Recent park visitors differed on what should be done about the lion. “My concern in Griffith Park is still of the two-legged kind,” said Virgil Shields, the chairman of the executive committee of the Angeles Chapter of the Sierra Club. “I want to make sure that people don’t create a climate of fear, because there shouldn’t be. This is a natural resident of the local mountains out there and ... it’s probably only folks who spend a lot of time out there see them.”
Lynn Brown, who said she acts as a liaison between equestrians who use Griffith Park and the city parks department, said that she has received reports about a mountain lion in the area for the last 1 1/2 years. She said that she tried to inform park rangers, who did not believe her.
“My feeling very strongly is that common sense tells you that it needs to be moved somewhere else,” she said. “Even though that park is considered urban wilderness, it’s not. It just takes once -- does it have to eat someone’s leg off” before something is done, she added.
Cotter, the park ranger, said that he had not heard about Brown’s warnings.
Lions are present in much of Southern California, including the Santa Ana Mountains, the Simi Hills, Chino Hills and the western Santa Monicas. Wildlife biologists for years have feared that urban sprawl is encroaching on the last lion habitat in the region, but many residents now wonder if it’s the other way around -- that the animals are encroaching on human habitat.
Lion experts disagree on what should be done when a lion appears in a populated area.
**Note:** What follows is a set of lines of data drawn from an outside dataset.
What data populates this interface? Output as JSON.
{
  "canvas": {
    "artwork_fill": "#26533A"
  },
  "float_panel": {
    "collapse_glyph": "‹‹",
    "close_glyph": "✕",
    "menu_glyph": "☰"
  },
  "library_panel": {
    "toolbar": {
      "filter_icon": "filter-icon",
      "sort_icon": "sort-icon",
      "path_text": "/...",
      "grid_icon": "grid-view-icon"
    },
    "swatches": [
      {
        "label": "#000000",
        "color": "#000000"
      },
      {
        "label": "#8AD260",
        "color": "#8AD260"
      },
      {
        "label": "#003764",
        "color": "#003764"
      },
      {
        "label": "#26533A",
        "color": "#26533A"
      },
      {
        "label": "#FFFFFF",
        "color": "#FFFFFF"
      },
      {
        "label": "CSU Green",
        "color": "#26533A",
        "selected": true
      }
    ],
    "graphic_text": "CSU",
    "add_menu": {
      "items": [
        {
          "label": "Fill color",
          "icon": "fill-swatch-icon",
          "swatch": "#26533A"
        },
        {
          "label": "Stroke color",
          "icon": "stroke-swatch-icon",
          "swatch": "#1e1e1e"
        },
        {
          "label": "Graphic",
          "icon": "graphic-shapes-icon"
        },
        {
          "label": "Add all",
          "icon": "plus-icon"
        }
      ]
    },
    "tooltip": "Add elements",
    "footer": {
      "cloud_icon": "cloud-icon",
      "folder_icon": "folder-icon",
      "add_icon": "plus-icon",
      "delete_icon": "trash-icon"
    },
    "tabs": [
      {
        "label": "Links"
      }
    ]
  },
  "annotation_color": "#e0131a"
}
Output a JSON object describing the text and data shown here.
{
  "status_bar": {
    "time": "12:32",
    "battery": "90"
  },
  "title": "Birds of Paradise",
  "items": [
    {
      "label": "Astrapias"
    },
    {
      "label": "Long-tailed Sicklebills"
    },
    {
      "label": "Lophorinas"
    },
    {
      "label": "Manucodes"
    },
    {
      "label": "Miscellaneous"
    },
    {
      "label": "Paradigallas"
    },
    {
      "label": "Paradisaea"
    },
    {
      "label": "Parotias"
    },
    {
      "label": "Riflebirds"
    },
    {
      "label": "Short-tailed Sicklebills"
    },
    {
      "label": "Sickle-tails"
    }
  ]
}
Walter Boyce, the director of the UC Davis Wildlife Health Center, said he worries about lions that live in close proximity to people.
“I don’t want to overplay the risk to people. It’s easy to say the lions were here first,” Boyce said. “But on the other hand, we really do have to find this balance between people and wildlife and in some situations the balance needs to tip toward people.”
Officials in some areas are using extreme caution when a lion is present. The sighting of a mountain lion in Caspers Wilderness Park near San Juan Capistrano in Orange County last weekend prompted park officials to close a part of the park on Sunday and Monday. It reopened to the public Tuesday.
Many experts said that mountain lion behavior continually perplexes them.
“Honestly, I’m surprised” about the lion in Griffith Park, said Ray Sauvajot, the chief of planning, science and resource management for the Santa Monica Mountains National Recreation Area. “It’s certainly possible that a lion could get there, but based on what we know about how lions move about in fragmented habitat, it’s not something I would expect to see frequently.”
On Wednesday, David Cowley was hiking near the landfill in Griffith Park along with several friends. Cowley, 23, who bikes in the park, said he didn’t worry about being attacked because he thought a lion would rather eat a deer.
“There’s a lot of deer up here,” he said, “so I don’t think it’s too dangerous.”